#### Material for the task:

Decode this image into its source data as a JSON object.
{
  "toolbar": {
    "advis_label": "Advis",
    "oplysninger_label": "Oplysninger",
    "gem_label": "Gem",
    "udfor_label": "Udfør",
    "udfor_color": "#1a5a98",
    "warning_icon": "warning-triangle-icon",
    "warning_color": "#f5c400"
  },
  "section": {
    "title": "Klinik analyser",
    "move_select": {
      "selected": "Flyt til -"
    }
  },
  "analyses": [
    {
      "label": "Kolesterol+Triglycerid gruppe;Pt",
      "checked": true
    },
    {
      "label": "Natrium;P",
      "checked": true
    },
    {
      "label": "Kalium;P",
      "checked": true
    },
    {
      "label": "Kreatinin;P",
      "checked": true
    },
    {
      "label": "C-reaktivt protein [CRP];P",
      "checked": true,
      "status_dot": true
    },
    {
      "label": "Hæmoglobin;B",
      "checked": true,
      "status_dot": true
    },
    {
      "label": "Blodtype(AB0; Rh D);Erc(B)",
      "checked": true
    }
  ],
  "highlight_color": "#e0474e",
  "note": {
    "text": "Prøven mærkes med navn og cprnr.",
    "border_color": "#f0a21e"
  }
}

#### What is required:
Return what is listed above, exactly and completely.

#### Output:
Decode this image into its source data as a JSON object.
{
  "toolbar": {
    "advis_label": "Advis",
    "oplysninger_label": "Oplysninger",
    "gem_label": "Gem",
    "udfor_label": "Udfør",
    "udfor_color": "#1a5a98",
    "warning_icon": "warning-triangle-icon",
    "warning_color": "#f5c400"
  },
  "section": {
    "title": "Klinik analyser",
    "move_select": {
      "selected": "Flyt til -"
    }
  },
  "analyses": [
    {
      "label": "Kolesterol+Triglycerid gruppe;Pt",
      "checked": true
    },
    {
      "label": "Natrium;P",
      "checked": true
    },
    {
      "label": "Kalium;P",
      "checked": true
    },
    {
      "label": "Kreatinin;P",
      "checked": true
    },
    {
      "label": "C-reaktivt protein [CRP];P",
      "checked": true,
      "status_dot": true
    },
    {
      "label": "Hæmoglobin;B",
      "checked": true,
      "status_dot": true
    },
    {
      "label": "Blodtype(AB0; Rh D);Erc(B)",
      "checked": true
    }
  ],
  "highlight_color": "#e0474e",
  "note": {
    "text": "Prøven mærkes med navn og cprnr.",
    "border_color": "#f0a21e"
  }
}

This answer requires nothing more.